training of formal problem-solving strategies and their application to everyday situations and functional activities
Within the acute and rehabilitation environments commonly a therapy focus is on improving other cognitive functions which impair activities of daily living (ADL).… .. Click here to read the rest
Are you on track with your goals? Be it for life or rehabilitation goals? Are you achieving the small steps to get where you want to be?
So you’re down on your first month of the year! I don’t know about you but it has flown for me.
But whatever the time is right now for you, are you squeezing the most out of your rehabilitation goals?
I caught myself chuckling at the old Castrol Oils Ain’t Oils ad recently. Don’t ask me why, but it just came to me, ok :).
It prompted my attention about Goals. And the power of the right goals especially for your rehabilitation efforts. Stay with me.
The Goals of rehabilitation will vary form person to person.
The Goals our clients say to us are often specific, very practical and this makes tangible sense. Such as… To be able to hold a cup and drink from it,. Be able to shake a hand., Be able to remember where I am and not get lost in super market.”… .. Click here to read the rest
No matter what stage of life your at, the day of Parkinson’s Disease diagnosis often leaves people, maybe much like you, in a state of bewilderment. Getting a bearing on Parkinson’s Disease treatment can be confusing.
This is followed by emotions of fear and frustration then finally anger moving into a strong resolve and acceptance. Makes it sound straight forward, doesn’t it?
I don’t know where you’re at on your Parkinson’s Disease journey. It’s never a straight line but whilst you’re here, I thought to share with you about the exciting changes in Parkinson’s Disease treatment what they can offer you.
Maybe like you, for many years, I’ve been frustrated by the lack of Parkinson’s Disease treatment evidence which can help direct people to live better, move better and have a sense of control.
There has been very little PD treatment proof that there are solutions to effect real and meaningful change in your life. So that you can

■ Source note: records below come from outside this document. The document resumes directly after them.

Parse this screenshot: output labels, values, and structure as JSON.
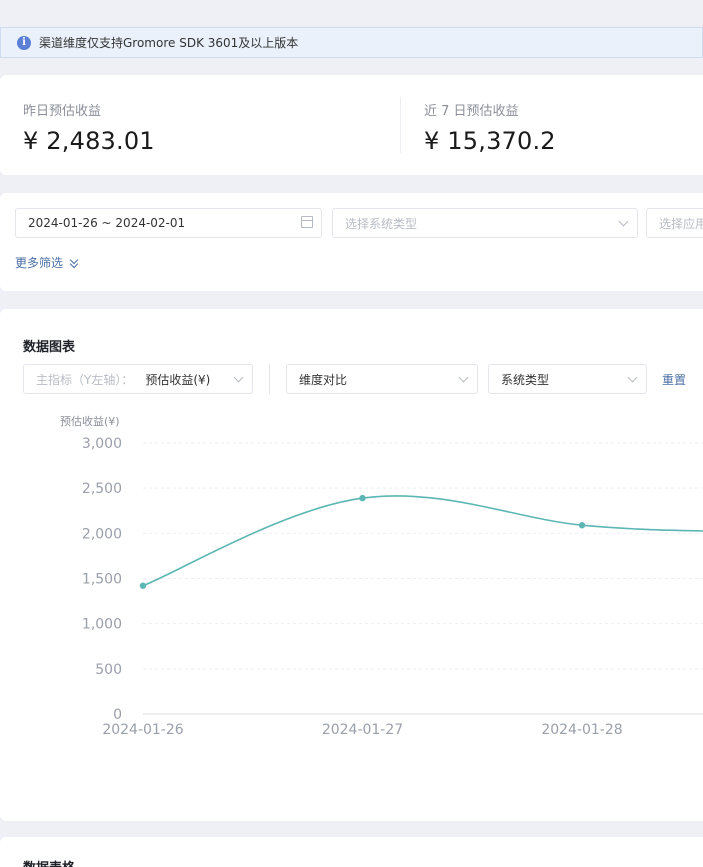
{
  "notice": {
    "text": "渠道维度仅支持Gromore SDK 3601及以上版本"
  },
  "stats": {
    "yesterday": {
      "label": "昨日预估收益",
      "value": "¥ 2,483.01"
    },
    "last7": {
      "label": "近 7 日预估收益",
      "value": "¥ 15,370.2"
    }
  },
  "filters": {
    "date_range": "2024-01-26 ~ 2024-02-01",
    "system_type_placeholder": "选择系统类型",
    "app_placeholder": "选择应用",
    "more_label": "更多筛选"
  },
  "chart_section": {
    "title": "数据图表",
    "metric_label": "主指标（Y左轴）：",
    "metric_value": "预估收益(¥)",
    "dimension_compare": "维度对比",
    "system_type": "系统类型",
    "reset_label": "重置"
  },
  "chart_data": {
    "type": "line",
    "ylabel": "预估收益(¥)",
    "ylim": [
      0,
      3000
    ],
    "yticks": [
      "0",
      "500",
      "1,000",
      "1,500",
      "2,000",
      "2,500",
      "3,000"
    ],
    "categories": [
      "2024-01-26",
      "2024-01-27",
      "2024-01-28"
    ],
    "values": [
      1420,
      2390,
      2090
    ],
    "trailing_value": 2020,
    "color": "#5bb6b4",
    "grid": true
  },
  "table_section": {
    "title": "数据表格"
  }
}
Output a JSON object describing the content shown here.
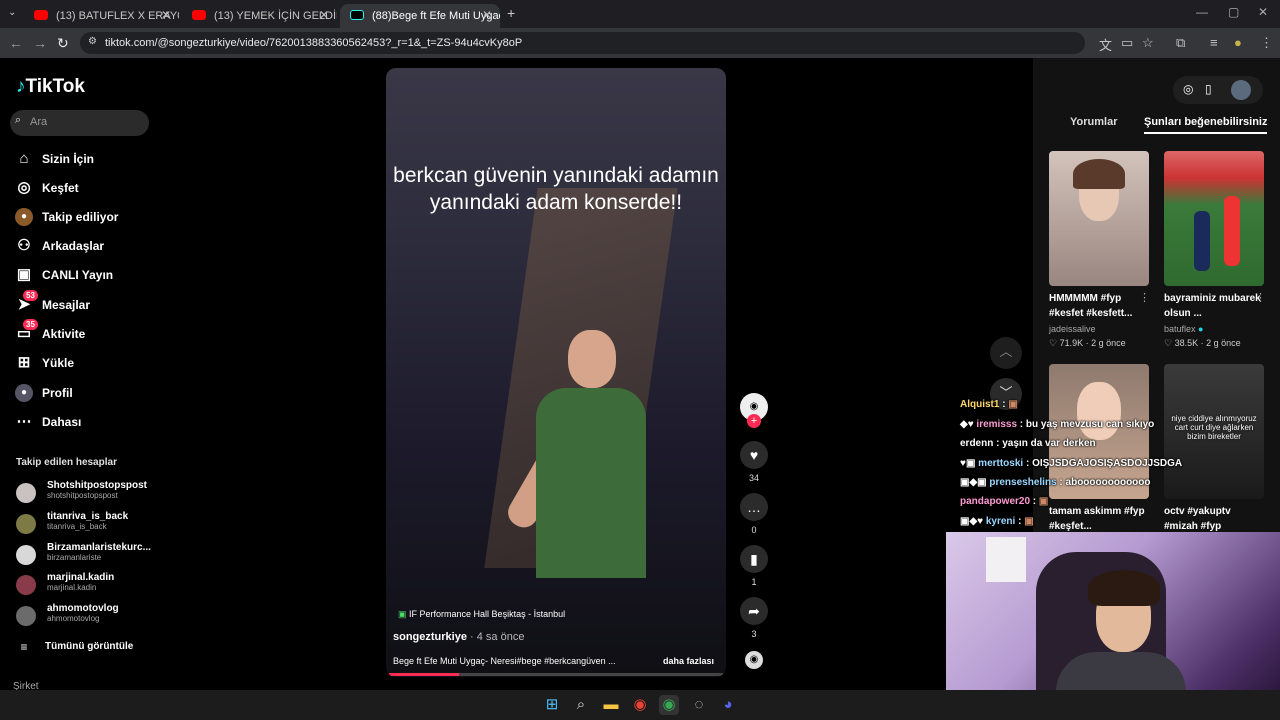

You no doubt appreciate my point, your PD symptoms can be a massive barrier to living a life you want.… .. Click here to read the rest